There may well be if you’re a committed racer requiring the absolute lightest bike and can push it to its limits. But it is unlikely that the tiny amount of weight saved by buying carbon will make much difference to you on your weekly group ride.

Comfort is another matter. A carbon bike might be more comfortable for you. However don’t buy the bike purely because it’s carbon. Buy the bike because you can afford it and because you’ve already ridden it and have found it to be the most comfortable road bike for you.

That’s the bottom line. Your comfort on the bike is the most important consideration. And cost. Buy a bike because it’s comfortable, and you can afford it. Don’t buy a bike because it’s the latest, greatest, best looking carbon bike on the planet. You might be disappointed.
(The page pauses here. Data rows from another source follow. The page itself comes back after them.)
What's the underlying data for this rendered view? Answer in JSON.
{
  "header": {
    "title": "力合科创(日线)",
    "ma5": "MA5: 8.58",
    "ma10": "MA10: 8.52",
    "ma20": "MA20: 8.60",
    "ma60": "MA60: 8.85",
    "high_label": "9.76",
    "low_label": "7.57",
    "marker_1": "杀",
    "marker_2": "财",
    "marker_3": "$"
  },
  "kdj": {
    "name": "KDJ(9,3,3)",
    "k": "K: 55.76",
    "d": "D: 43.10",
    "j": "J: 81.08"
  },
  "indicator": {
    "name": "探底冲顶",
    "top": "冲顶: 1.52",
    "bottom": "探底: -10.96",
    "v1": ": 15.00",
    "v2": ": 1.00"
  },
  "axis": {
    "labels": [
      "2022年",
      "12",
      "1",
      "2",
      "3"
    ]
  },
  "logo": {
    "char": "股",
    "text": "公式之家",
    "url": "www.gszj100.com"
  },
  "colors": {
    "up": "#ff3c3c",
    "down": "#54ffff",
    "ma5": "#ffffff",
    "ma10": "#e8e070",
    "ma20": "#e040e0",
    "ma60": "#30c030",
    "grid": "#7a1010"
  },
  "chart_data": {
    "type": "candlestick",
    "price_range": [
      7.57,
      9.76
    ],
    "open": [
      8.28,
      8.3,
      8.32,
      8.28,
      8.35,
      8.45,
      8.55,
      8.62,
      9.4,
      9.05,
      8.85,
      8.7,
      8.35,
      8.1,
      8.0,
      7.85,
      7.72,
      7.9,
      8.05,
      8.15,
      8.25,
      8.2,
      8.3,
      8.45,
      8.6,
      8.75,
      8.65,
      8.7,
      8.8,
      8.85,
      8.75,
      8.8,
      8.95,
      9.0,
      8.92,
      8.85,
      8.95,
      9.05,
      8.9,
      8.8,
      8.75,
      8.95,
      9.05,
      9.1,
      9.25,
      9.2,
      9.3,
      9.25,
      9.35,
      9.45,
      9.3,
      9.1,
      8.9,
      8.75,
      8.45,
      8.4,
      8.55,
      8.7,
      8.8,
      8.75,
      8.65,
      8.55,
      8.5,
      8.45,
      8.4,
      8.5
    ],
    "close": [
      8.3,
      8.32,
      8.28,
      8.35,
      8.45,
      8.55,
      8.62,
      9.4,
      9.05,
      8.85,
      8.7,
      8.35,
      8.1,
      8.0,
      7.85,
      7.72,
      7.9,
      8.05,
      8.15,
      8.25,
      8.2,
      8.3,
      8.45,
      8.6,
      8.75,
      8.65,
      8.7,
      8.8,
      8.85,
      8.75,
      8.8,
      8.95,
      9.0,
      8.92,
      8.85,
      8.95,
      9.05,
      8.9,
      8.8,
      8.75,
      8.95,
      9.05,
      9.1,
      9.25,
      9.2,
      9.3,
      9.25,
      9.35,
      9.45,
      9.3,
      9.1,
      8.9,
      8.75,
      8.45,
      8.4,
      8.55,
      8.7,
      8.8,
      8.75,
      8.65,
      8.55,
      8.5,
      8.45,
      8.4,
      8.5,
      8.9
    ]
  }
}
  1. Bike components are another not so interesting choice you will have to make. Look at it like this:
  • 1000-2000 €: aluminium frame + better components/ carbon frame + basic components
  • >2000 €: carbon frame + better components

Find more info about the components of each bike model on the website:

  1. Every bike model has different sizes compatible with your height. The shop owner will help you with that. Normally this sizing chart is used for the Ridley women’s bikes:womens-sizing-chartBecause women have narrower shoulders then men, the Ridley women’s range offers bikes with handlebars size 36 – 38. The smaller your shoulders and frame, the narrower your handlebars should be.
  2. Try out a few models (adjust the seat height to your body) if that’s possible to
    compare reach. Reach is the distance between the seat and the handlebars and should be chosen based on your height and the length of your arms. Look for a reach distance that allows you to sit comfortably on the bike and reach the handlebars without slouching or stretching. Your elbows will be slightly bent when the reach measurement fits just right. Stick with the bike that feels most comfortable for you.
  3. Test the gears and brakes. A common complaint from women cyclists is that the gears are too large for their hands. Sit on the seat of the bike, and make sure you can comfortably activate the brakes and engage all gears without excess strain.


  1. Ask for a women’s seat!!! They are wider than the men’s saddles and therefor much more comfortable (because our pelvis is wider). If you have the chance, try a few different models to find the best fitting. This is super important, certainly on longer rides you want to stay pain free. So really take your time to make your choice.
    Each bike of the Ridley woman’s range comes with a woman’s saddle.


If you could finally make your choice, be aware that the chance that the shop owner has to order your bike in the correct size, is pretty big. It could take some time. If he has it in stock, lucky you!

Have your new addition in your hands? A good the bike seller adjusts the seat height to your body. The seat should be placed so your knee is slightly bent when the pedal is at the lowest point. This should get you started. To be sure that your bike has the correct fitting, make an appointment with a professional bike fitter. This will cost some additional money but it’s worth it. A proper bike fit will avoid pains, injuries and makes you ride in the most efficient way. And even then sometimes it takes some more adjustments to find the best position. Becoming stronger and more flexible means that some body angles change a bit during the season.

Enjoy your new (Ridley) ride!!

Photo by Martin Paldan | GripGrab Media Crew
Photo by Martin Paldan | GripGrab Media Crew

1 Comment

Leave a comment

This site uses Akismet to reduce spam. Learn how your comment data is processed.